## [Description of the task]
Return all lines from the entries below in which the word "modified" is present.
====
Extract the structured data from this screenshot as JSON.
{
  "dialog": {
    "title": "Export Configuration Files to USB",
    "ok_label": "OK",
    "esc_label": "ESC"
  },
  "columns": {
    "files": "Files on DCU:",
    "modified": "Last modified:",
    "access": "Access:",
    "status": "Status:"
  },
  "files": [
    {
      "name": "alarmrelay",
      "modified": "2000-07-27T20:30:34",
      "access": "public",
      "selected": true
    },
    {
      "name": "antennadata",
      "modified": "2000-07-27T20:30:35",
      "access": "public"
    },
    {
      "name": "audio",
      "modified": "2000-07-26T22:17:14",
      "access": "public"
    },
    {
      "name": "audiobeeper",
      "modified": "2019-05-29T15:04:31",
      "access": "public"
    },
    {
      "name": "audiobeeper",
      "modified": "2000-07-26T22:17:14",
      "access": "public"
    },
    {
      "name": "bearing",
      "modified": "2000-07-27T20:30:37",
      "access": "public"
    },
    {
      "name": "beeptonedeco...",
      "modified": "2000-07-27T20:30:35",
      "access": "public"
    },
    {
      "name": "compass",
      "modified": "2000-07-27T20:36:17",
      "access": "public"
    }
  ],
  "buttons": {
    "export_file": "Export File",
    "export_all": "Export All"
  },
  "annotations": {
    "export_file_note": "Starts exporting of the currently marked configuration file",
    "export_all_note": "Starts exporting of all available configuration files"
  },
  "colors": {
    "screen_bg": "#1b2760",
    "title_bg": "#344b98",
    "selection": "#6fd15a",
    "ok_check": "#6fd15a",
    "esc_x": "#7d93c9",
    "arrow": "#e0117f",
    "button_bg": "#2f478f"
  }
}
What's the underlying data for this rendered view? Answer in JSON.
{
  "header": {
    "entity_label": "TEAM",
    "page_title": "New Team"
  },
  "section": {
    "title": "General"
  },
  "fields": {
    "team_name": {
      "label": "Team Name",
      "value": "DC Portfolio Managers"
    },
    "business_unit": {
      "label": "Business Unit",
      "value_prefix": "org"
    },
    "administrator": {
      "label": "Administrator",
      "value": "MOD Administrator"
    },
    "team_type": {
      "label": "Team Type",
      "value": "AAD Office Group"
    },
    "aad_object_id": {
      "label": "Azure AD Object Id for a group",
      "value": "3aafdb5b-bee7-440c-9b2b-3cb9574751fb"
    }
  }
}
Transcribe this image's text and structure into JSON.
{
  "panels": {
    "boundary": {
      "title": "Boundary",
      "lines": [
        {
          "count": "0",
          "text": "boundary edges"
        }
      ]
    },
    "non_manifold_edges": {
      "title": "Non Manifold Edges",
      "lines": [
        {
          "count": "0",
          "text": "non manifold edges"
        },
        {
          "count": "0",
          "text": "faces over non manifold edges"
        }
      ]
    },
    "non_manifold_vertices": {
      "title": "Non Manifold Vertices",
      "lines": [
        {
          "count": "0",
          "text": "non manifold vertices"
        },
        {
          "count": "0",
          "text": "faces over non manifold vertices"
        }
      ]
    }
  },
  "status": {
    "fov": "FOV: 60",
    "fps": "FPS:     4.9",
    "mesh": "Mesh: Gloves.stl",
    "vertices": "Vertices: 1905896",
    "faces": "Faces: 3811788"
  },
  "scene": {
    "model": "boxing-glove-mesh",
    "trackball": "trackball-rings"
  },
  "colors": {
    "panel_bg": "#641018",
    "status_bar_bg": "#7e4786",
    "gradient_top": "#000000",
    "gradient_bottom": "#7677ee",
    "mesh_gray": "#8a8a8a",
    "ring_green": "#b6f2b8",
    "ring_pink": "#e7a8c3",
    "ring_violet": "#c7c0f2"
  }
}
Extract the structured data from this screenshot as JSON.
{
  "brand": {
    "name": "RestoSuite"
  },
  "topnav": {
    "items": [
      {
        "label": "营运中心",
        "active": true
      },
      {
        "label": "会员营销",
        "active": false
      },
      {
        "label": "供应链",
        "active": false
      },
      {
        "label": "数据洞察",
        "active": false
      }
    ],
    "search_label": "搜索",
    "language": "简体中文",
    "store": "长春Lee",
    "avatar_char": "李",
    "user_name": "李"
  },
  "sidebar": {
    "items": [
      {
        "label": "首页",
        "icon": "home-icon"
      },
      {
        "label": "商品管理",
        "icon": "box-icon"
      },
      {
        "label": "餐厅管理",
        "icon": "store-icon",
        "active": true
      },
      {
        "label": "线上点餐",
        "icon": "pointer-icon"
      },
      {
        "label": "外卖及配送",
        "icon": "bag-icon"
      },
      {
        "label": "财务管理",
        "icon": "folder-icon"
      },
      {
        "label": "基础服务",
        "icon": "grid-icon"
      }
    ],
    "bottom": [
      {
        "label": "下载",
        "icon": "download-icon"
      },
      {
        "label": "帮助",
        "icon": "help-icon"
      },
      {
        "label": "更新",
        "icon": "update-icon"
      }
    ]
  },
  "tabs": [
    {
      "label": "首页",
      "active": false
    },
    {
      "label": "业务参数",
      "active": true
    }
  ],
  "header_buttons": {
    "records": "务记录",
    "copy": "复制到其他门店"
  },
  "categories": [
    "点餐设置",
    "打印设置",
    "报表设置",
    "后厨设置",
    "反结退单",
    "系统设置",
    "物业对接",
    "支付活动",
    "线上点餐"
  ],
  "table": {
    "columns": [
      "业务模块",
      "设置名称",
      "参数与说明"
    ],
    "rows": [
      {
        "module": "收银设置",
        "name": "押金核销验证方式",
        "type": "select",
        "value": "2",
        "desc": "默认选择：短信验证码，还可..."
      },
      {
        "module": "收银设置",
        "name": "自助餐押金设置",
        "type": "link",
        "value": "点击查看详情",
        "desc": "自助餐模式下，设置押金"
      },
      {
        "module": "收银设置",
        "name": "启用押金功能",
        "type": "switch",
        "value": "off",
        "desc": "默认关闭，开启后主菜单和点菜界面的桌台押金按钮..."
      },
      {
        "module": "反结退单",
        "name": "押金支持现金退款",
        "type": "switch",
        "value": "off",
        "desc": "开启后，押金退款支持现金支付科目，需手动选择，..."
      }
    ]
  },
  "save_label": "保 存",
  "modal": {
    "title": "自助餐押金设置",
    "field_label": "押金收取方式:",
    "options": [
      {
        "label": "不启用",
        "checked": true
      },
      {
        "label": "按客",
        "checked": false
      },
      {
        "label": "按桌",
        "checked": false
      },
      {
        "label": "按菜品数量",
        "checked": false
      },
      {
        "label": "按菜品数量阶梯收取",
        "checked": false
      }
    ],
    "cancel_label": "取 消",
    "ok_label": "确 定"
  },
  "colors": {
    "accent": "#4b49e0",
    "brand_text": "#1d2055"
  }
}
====
## [Answer]
    "modified": "Last modified:",
      "modified": "2000-07-27T20:30:34",
      "modified": "2000-07-27T20:30:35",
      "modified": "2000-07-26T22:17:14",
      "modified": "2019-05-29T15:04:31",
      "modified": "2000-07-26T22:17:14",
      "modified": "2000-07-27T20:30:37",
      "modified": "2000-07-27T20:30:35",
      "modified": "2000-07-27T20:36:17",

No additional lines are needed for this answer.